Airline punctuality at Britain’s airports has plummeted, with the number of hour-long delays on Ryanair and Easyjet flights doubling in the last five years, according to research by Which?.
It named Stansted as the UK’s worst airport for delays, with 10% of all flights taking off an hour or more late, while Heathrow was best, at 4%. Ryanair saw the worst deterioration in punctuality of any major airline in the Which? survey, with 7.8% of its flights suffering a delay of one hour or more in 2018, compared with 3% in 2014.
Thomas Cook Airlines was worst overall, with 11.5% of its flights delayed, while Dutch carrier KLM was the best.

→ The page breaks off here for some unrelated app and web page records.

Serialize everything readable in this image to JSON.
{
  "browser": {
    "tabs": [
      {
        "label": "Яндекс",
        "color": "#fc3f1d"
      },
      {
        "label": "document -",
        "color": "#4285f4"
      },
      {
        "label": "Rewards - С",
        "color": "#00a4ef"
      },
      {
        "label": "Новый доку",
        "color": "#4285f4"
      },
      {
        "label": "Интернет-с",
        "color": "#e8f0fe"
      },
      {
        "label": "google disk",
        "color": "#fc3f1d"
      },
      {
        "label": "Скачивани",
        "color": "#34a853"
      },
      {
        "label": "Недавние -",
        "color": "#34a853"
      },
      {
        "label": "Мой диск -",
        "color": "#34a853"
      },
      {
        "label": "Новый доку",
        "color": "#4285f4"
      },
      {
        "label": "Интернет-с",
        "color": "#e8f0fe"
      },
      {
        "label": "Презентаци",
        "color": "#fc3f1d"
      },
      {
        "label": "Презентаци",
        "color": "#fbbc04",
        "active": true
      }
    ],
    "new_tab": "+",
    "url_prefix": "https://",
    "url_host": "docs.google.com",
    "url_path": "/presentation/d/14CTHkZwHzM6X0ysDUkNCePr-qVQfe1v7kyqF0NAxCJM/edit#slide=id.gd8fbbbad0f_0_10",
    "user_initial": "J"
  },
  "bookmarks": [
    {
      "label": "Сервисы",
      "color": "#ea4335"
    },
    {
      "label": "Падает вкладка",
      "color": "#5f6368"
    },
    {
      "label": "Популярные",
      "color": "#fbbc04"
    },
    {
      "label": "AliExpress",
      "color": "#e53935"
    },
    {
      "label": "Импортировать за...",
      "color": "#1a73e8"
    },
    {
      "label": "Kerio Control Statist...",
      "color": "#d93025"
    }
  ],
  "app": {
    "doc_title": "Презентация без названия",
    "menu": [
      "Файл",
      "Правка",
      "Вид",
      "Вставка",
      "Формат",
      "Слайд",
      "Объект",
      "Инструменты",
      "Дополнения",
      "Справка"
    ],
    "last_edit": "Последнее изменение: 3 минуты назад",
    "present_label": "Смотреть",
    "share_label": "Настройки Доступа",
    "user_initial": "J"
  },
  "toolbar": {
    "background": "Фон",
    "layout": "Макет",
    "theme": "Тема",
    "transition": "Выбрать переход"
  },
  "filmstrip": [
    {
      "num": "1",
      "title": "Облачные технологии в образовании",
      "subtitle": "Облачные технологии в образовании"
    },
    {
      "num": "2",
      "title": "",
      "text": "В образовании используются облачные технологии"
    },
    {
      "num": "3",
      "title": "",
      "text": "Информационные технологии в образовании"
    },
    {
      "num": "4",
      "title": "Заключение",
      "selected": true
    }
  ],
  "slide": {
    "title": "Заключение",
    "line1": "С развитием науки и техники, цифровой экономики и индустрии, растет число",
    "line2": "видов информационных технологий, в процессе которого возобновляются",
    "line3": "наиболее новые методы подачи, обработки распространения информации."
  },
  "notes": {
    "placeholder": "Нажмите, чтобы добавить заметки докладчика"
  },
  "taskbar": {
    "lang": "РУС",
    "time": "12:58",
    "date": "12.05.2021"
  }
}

The budget airlines rejected the findings, saying they were the victims of air traffic control delays, extreme weather conditions and strikes.
But Which? said both airports and airlines had failed to match the rapid growth in the number of flights with the resources needed to handle an increase in traffic.
It analysed 10m flights, and estimated that last year alone 17 million passengers were affected by delays, but most passengers were not entitled to compensation because this is only payable after a three-hour delay.
Naomi Leach from Which? Travel said: “It is unacceptable for passengers to be regularly inconvenienced with delays that can leave them hundreds of pounds out of pocket when they miss connections or transfers, are fined for picking up their hire car late or miss their train or cab home.”
In a robust response, Ryanair rejected the findings. In a statement, it said: “These Which? figures are inflated and inaccurate. They refer to 2018, which was the worst year on record for ATC delays in Europe.”
EasyJet and Thomas Cook both claimed factors beyond their control were to blame for the delays, such as airspace, weather and strikes.
Stansted said it had posted significantly improved results in the first quarter of 2019, in part because Ryanair had invested in additional resourcing and equipment to support ground operation.
While delays at British Airways improved over the five-year period, over the weekend furious customers attacked the airline for its handling of the pilots’ strike planned for September.
Customers swamped BA helplines, and many passengers reported calling every hour but never getting through. Others messaged the company on Twitter with their frustrations, some complaining they would miss weddings and honeymoons.
Scott Kishere, a filmmaker and police community officer, said: “My wife and I have been told that our flight to Toronto has been cancelled. This was a full package we booked through BA for our 10-year wedding anniversary. I have made over 100 attempts to contact them for a refund and they’re not answering.”
BA said it was receiving nine times its normal call volumes and that 500 staff worked over the weekend to help sort out customer issues. But the airline admitted to adding to the chaos, after it sent some customers an email to say their flight had been cancelled, even though the flight was on a non-strike day and was scheduled to go ahead.
After it realised the error, BA emailed customers again but by that time many had rebooked with other airlines.
In a statement, it said: “We are sorry for any confusion and inconvenience this has caused. We would encourage anyone who has incurred any expenses as a direct result to get in touch, and we will deal with each case on an individual basis.”